Prompt ::
Repeat every record word for word and omit the images.

—————

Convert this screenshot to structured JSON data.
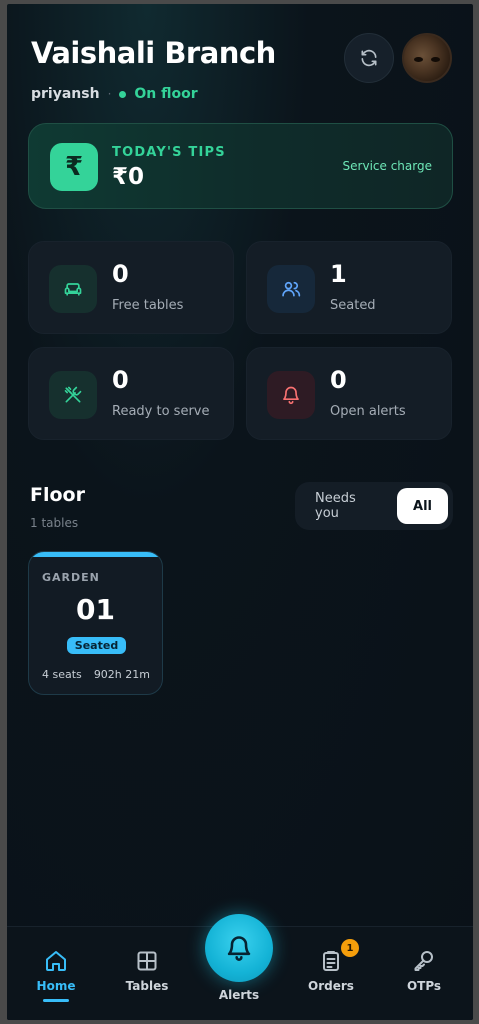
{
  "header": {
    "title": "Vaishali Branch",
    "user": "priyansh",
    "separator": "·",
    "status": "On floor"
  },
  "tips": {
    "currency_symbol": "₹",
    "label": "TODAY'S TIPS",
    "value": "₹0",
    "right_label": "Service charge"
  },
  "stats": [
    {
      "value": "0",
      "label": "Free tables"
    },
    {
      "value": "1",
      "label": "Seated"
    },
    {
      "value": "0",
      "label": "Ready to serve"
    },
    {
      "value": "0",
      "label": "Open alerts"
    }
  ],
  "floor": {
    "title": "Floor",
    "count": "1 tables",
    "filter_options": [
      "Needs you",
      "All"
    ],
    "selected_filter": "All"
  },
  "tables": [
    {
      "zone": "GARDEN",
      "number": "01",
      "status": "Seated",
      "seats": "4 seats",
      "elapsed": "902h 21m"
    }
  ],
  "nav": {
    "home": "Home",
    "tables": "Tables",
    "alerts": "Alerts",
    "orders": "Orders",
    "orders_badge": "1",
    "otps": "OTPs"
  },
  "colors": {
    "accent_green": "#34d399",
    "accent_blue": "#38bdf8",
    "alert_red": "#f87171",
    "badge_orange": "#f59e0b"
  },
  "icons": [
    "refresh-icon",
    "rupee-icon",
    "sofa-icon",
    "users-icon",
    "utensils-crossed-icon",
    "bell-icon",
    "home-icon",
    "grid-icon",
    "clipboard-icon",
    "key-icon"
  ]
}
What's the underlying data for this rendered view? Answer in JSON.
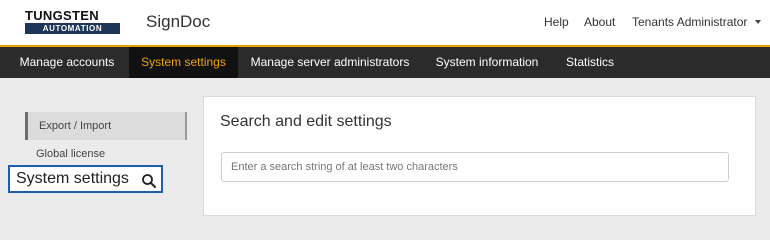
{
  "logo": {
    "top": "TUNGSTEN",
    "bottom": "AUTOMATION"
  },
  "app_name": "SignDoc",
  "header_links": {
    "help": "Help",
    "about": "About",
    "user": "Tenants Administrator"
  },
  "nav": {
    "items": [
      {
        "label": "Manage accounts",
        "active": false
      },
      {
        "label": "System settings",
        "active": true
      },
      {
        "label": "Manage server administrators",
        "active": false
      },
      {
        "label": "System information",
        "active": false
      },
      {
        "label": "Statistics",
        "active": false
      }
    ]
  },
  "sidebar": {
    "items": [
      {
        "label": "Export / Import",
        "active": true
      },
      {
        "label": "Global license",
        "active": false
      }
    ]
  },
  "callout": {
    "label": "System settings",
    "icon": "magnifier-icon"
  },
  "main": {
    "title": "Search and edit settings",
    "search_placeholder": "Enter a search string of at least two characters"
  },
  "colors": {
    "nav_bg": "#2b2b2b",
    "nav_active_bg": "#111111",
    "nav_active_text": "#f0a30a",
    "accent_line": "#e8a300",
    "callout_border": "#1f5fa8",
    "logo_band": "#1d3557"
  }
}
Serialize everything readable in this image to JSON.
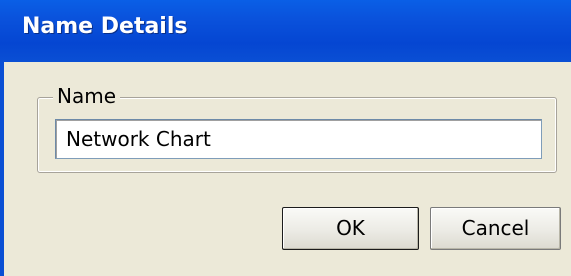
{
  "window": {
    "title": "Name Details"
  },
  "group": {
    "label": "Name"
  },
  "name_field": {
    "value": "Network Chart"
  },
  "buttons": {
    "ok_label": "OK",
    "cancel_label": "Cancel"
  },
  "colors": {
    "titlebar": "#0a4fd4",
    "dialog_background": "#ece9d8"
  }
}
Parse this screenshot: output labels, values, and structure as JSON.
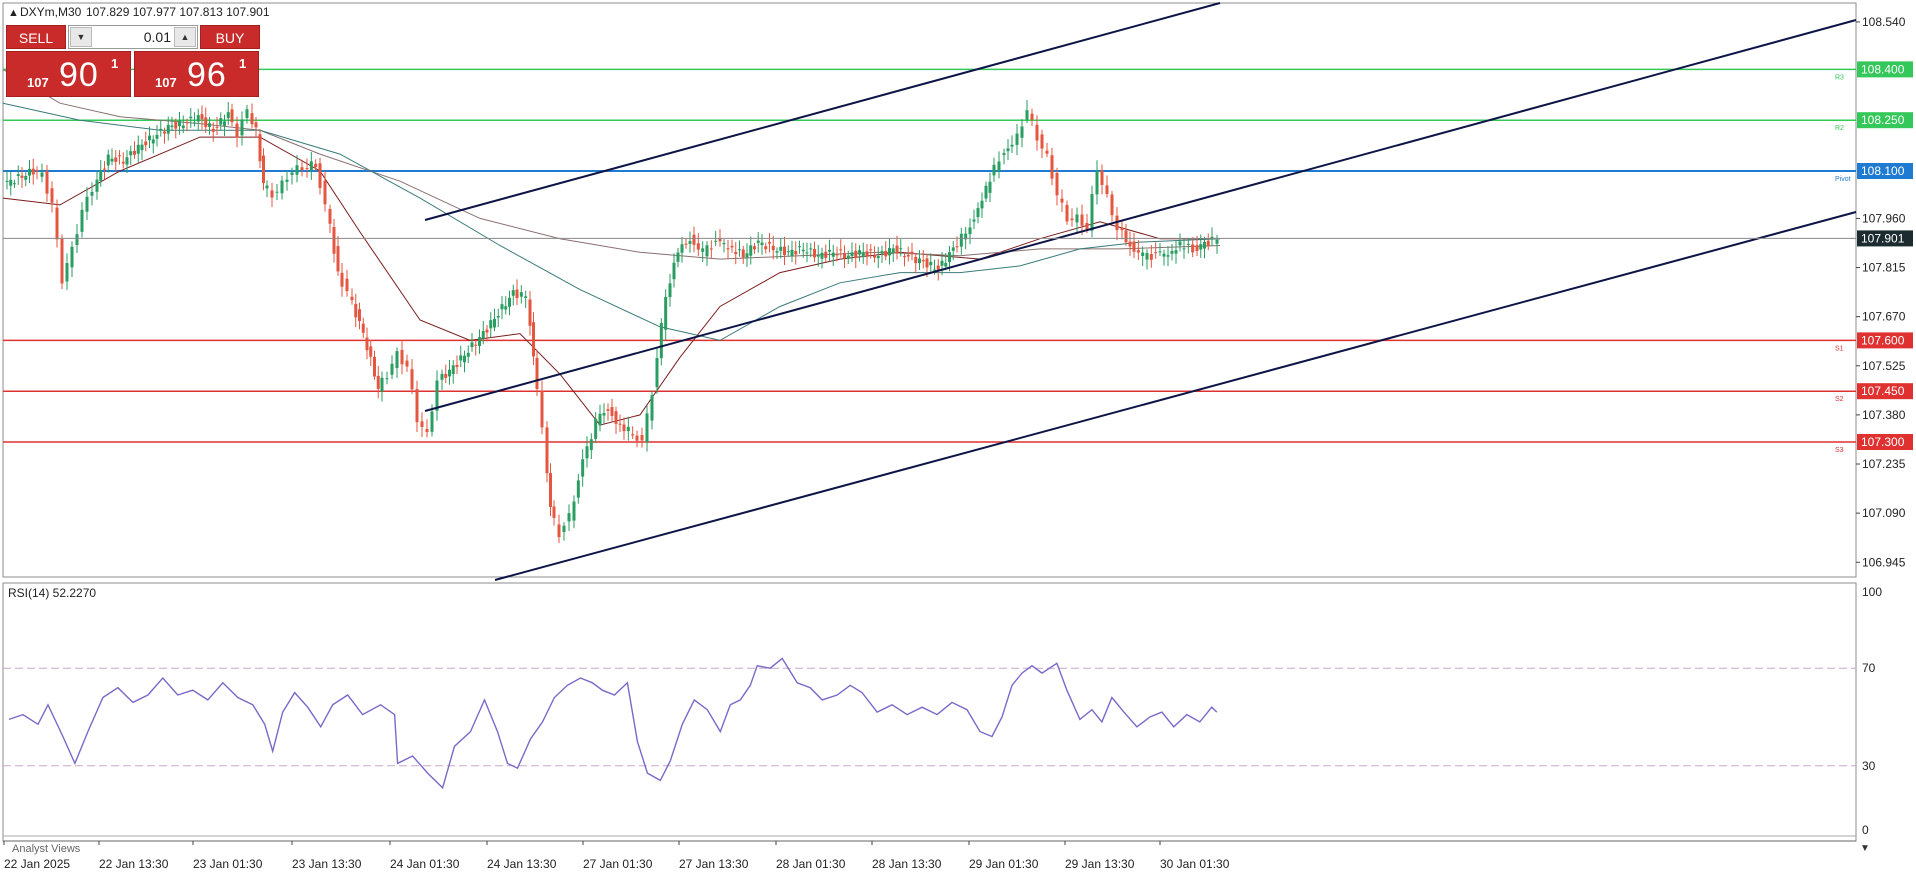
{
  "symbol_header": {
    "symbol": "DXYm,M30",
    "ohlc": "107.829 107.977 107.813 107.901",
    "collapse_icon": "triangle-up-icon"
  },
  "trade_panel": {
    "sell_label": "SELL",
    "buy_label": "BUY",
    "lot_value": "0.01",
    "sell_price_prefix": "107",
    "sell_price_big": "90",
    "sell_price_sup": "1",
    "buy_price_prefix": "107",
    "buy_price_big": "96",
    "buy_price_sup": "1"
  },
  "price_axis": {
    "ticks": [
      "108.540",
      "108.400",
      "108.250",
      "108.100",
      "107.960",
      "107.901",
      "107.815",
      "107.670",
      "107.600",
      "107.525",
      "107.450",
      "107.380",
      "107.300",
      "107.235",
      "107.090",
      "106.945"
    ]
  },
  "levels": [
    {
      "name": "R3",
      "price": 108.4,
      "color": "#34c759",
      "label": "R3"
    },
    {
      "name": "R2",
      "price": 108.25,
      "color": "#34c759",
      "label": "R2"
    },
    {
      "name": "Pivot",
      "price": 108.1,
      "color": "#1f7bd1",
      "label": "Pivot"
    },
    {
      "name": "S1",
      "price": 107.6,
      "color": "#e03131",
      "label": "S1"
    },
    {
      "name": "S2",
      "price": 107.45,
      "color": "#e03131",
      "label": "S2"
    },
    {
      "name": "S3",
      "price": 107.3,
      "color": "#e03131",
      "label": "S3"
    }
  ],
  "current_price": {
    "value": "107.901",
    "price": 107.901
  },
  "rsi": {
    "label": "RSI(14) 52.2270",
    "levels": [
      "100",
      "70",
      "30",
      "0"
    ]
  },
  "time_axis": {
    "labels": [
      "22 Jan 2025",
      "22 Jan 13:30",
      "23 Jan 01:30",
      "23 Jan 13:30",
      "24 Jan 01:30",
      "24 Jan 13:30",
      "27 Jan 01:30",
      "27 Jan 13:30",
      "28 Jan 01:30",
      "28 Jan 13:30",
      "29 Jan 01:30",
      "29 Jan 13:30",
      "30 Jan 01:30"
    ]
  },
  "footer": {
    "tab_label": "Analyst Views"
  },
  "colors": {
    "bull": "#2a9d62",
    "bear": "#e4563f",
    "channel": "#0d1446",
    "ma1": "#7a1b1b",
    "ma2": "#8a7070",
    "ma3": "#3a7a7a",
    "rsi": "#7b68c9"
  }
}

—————

Exercise result ::
Convert this screenshot to structured JSON data.
{
  "header": {
    "title": "Vaishali Branch",
    "user": "priyansh",
    "separator": "·",
    "status": "On floor"
  },
  "tips": {
    "currency_symbol": "₹",
    "label": "TODAY'S TIPS",
    "value": "₹0",
    "right_label": "Service charge"
  },
  "stats": [
    {
      "value": "0",
      "label": "Free tables"
    },
    {
      "value": "1",
      "label": "Seated"
    },
    {
      "value": "0",
      "label": "Ready to serve"
    },
    {
      "value": "0",
      "label": "Open alerts"
    }
  ],
  "floor": {
    "title": "Floor",
    "count": "1 tables",
    "filter_options": [
      "Needs you",
      "All"
    ],
    "selected_filter": "All"
  },
  "tables": [
    {
      "zone": "GARDEN",
      "number": "01",
      "status": "Seated",
      "seats": "4 seats",
      "elapsed": "902h 21m"
    }
  ],
  "nav": {
    "home": "Home",
    "tables": "Tables",
    "alerts": "Alerts",
    "orders": "Orders",
    "orders_badge": "1",
    "otps": "OTPs"
  },
  "colors": {
    "accent_green": "#34d399",
    "accent_blue": "#38bdf8",
    "alert_red": "#f87171",
    "badge_orange": "#f59e0b"
  },
  "icons": [
    "refresh-icon",
    "rupee-icon",
    "sofa-icon",
    "users-icon",
    "utensils-crossed-icon",
    "bell-icon",
    "home-icon",
    "grid-icon",
    "clipboard-icon",
    "key-icon"
  ]
}
What's the underlying data for this rendered view? Answer in JSON.
{
  "logo": {
    "top": "TUNGSTEN",
    "bottom": "AUTOMATION"
  },
  "app_name": "SignDoc",
  "header_links": {
    "help": "Help",
    "about": "About",
    "user": "Tenants Administrator"
  },
  "nav": {
    "items": [
      {
        "label": "Manage accounts",
        "active": false
      },
      {
        "label": "System settings",
        "active": true
      },
      {
        "label": "Manage server administrators",
        "active": false
      },
      {
        "label": "System information",
        "active": false
      },
      {
        "label": "Statistics",
        "active": false
      }
    ]
  },
  "sidebar": {
    "items": [
      {
        "label": "Export / Import",
        "active": true
      },
      {
        "label": "Global license",
        "active": false
      }
    ]
  },
  "callout": {
    "label": "System settings",
    "icon": "magnifier-icon"
  },
  "main": {
    "title": "Search and edit settings",
    "search_placeholder": "Enter a search string of at least two characters"
  },
  "colors": {
    "nav_bg": "#2b2b2b",
    "nav_active_bg": "#111111",
    "nav_active_text": "#f0a30a",
    "accent_line": "#e8a300",
    "callout_border": "#1f5fa8",
    "logo_band": "#1d3557"
  }
}
Serialize everything readable in this image to JSON.
{
  "window": {
    "title": "Name Details"
  },
  "group": {
    "label": "Name"
  },
  "name_field": {
    "value": "Network Chart"
  },
  "buttons": {
    "ok_label": "OK",
    "cancel_label": "Cancel"
  },
  "colors": {
    "titlebar": "#0a4fd4",
    "dialog_background": "#ece9d8"
  }
}
Parse this screenshot: output labels, values, and structure as JSON.
{
  "symbol_header": {
    "symbol": "DXYm,M30",
    "ohlc": "107.829 107.977 107.813 107.901",
    "collapse_icon": "triangle-up-icon"
  },
  "trade_panel": {
    "sell_label": "SELL",
    "buy_label": "BUY",
    "lot_value": "0.01",
    "sell_price_prefix": "107",
    "sell_price_big": "90",
    "sell_price_sup": "1",
    "buy_price_prefix": "107",
    "buy_price_big": "96",
    "buy_price_sup": "1"
  },
  "price_axis": {
    "ticks": [
      "108.540",
      "108.400",
      "108.250",
      "108.100",
      "107.960",
      "107.901",
      "107.815",
      "107.670",
      "107.600",
      "107.525",
      "107.450",
      "107.380",
      "107.300",
      "107.235",
      "107.090",
      "106.945"
    ]
  },
  "levels": [
    {
      "name": "R3",
      "price": 108.4,
      "color": "#34c759",
      "label": "R3"
    },
    {
      "name": "R2",
      "price": 108.25,
      "color": "#34c759",
      "label": "R2"
    },
    {
      "name": "Pivot",
      "price": 108.1,
      "color": "#1f7bd1",
      "label": "Pivot"
    },
    {
      "name": "S1",
      "price": 107.6,
      "color": "#e03131",
      "label": "S1"
    },
    {
      "name": "S2",
      "price": 107.45,
      "color": "#e03131",
      "label": "S2"
    },
    {
      "name": "S3",
      "price": 107.3,
      "color": "#e03131",
      "label": "S3"
    }
  ],
  "current_price": {
    "value": "107.901",
    "price": 107.901
  },
  "rsi": {
    "label": "RSI(14) 52.2270",
    "levels": [
      "100",
      "70",
      "30",
      "0"
    ]
  },
  "time_axis": {
    "labels": [
      "22 Jan 2025",
      "22 Jan 13:30",
      "23 Jan 01:30",
      "23 Jan 13:30",
      "24 Jan 01:30",
      "24 Jan 13:30",
      "27 Jan 01:30",
      "27 Jan 13:30",
      "28 Jan 01:30",
      "28 Jan 13:30",
      "29 Jan 01:30",
      "29 Jan 13:30",
      "30 Jan 01:30"
    ]
  },
  "footer": {
    "tab_label": "Analyst Views"
  },
  "colors": {
    "bull": "#2a9d62",
    "bear": "#e4563f",
    "channel": "#0d1446",
    "ma1": "#7a1b1b",
    "ma2": "#8a7070",
    "ma3": "#3a7a7a",
    "rsi": "#7b68c9"
  }
}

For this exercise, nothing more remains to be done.